§ **Exercise aim**
Report, from the records below, every line where the word "blue" appears.

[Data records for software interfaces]
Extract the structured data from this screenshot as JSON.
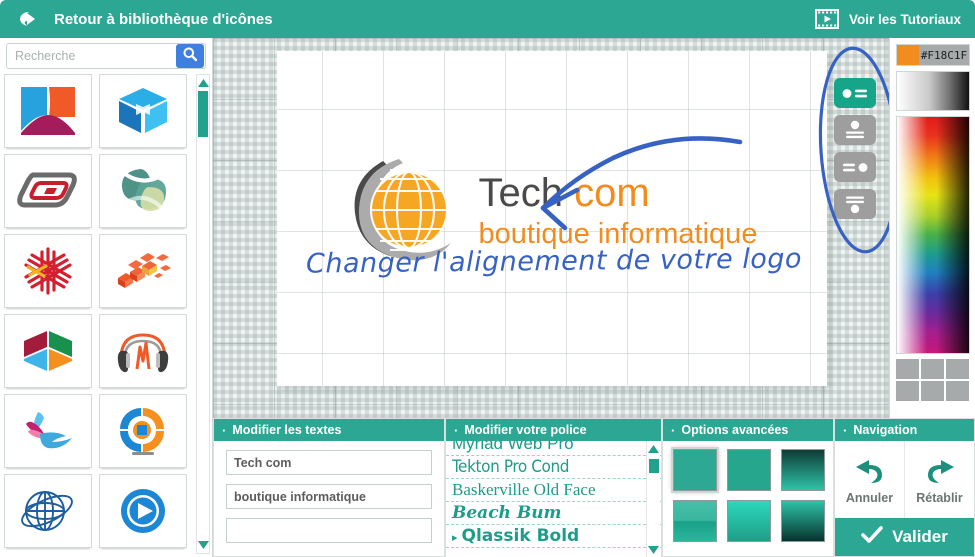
{
  "header": {
    "back_label": "Retour à bibliothèque d'icônes",
    "back_icon": "back-arrow-icon",
    "tutorial_label": "Voir les Tutoriaux",
    "tutorial_icon": "film-play-icon",
    "bg_color": "#2BA794"
  },
  "library": {
    "search": {
      "placeholder": "Recherche",
      "value": "",
      "button_icon": "search-icon"
    },
    "icons": [
      {
        "name": "icon-abstract-shield"
      },
      {
        "name": "icon-blue-cube"
      },
      {
        "name": "icon-red-loop"
      },
      {
        "name": "icon-green-atom"
      },
      {
        "name": "icon-red-snowflake"
      },
      {
        "name": "icon-orange-blocks"
      },
      {
        "name": "icon-color-hexagon"
      },
      {
        "name": "icon-orange-headphones"
      },
      {
        "name": "icon-pink-hummingbird"
      },
      {
        "name": "icon-orange-target"
      },
      {
        "name": "icon-blue-globe"
      },
      {
        "name": "icon-blue-play"
      }
    ],
    "scrollbar": {
      "up_icon": "triangle-up-icon",
      "down_icon": "triangle-down-icon"
    }
  },
  "canvas": {
    "logo": {
      "icon_name": "orange-globe-swoosh-icon",
      "line1_part1": "Tech ",
      "line1_part2": "com",
      "line2": "boutique informatique",
      "color_dark": "#4A4A4A",
      "color_orange": "#F18C1F"
    },
    "annotation_text": "Changer l'alignement de votre logo",
    "annotation_color": "#3762C4",
    "alignment_buttons": [
      {
        "name": "align-icon-left-text-right",
        "active": true
      },
      {
        "name": "align-icon-top-centered",
        "active": false
      },
      {
        "name": "align-text-left-icon-right",
        "active": false
      },
      {
        "name": "align-text-top-icon-bottom",
        "active": false
      }
    ]
  },
  "color_panel": {
    "hex_value": "#F18C1F",
    "swatch_color": "#F18C1F",
    "gray_ramp": "gray-gradient-bar",
    "spectrum": "color-spectrum",
    "recent_swatches": [
      "#A6AAAB",
      "#A6AAAB",
      "#A6AAAB",
      "#A6AAAB",
      "#A6AAAB",
      "#A6AAAB"
    ]
  },
  "panels": {
    "textes": {
      "title": "Modifier les textes",
      "fields": [
        {
          "name": "logo-text-line-1",
          "value": "Tech com",
          "placeholder": ""
        },
        {
          "name": "logo-text-line-2",
          "value": "boutique informatique",
          "placeholder": ""
        },
        {
          "name": "logo-text-line-3",
          "value": "",
          "placeholder": ""
        }
      ]
    },
    "police": {
      "title": "Modifier votre police",
      "fonts": [
        {
          "label": "Myriad Web Pro",
          "selected": false
        },
        {
          "label": "Tekton Pro Cond",
          "selected": false
        },
        {
          "label": "Baskerville Old Face",
          "selected": false
        },
        {
          "label": "Beach Bum",
          "selected": false
        },
        {
          "label": "Qlassik Bold",
          "selected": true,
          "caret": "▸"
        }
      ]
    },
    "options": {
      "title": "Options avancées",
      "styles": [
        {
          "name": "style-flat-teal",
          "css": "linear-gradient(to bottom,#2CA893,#2CA893)",
          "selected": true
        },
        {
          "name": "style-solid-teal",
          "css": "linear-gradient(to bottom,#27A68E,#27A68E)",
          "selected": false
        },
        {
          "name": "style-dark-to-teal",
          "css": "linear-gradient(to bottom,#0D3C36,#2FC3A6)",
          "selected": false
        },
        {
          "name": "style-split-teal",
          "css": "linear-gradient(to bottom,#45BFA8 0%,#3AB79F 48%,#18A188 52%,#2BB69C 100%)",
          "selected": false
        },
        {
          "name": "style-bright-teal",
          "css": "linear-gradient(to bottom,#2DD8BC,#1F9E88)",
          "selected": false
        },
        {
          "name": "style-teal-to-dark",
          "css": "linear-gradient(to bottom,#2FC2A6,#07332E)",
          "selected": false
        }
      ]
    },
    "navigation": {
      "title": "Navigation",
      "undo_label": "Annuler",
      "undo_icon": "undo-arrow-icon",
      "redo_label": "Rétablir",
      "redo_icon": "redo-arrow-icon",
      "validate_label": "Valider",
      "validate_icon": "check-icon"
    }
  }
}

§ **Result of this exercise**
        "name": "icon-blue-cube"
        "name": "icon-blue-globe"
        "name": "icon-blue-play"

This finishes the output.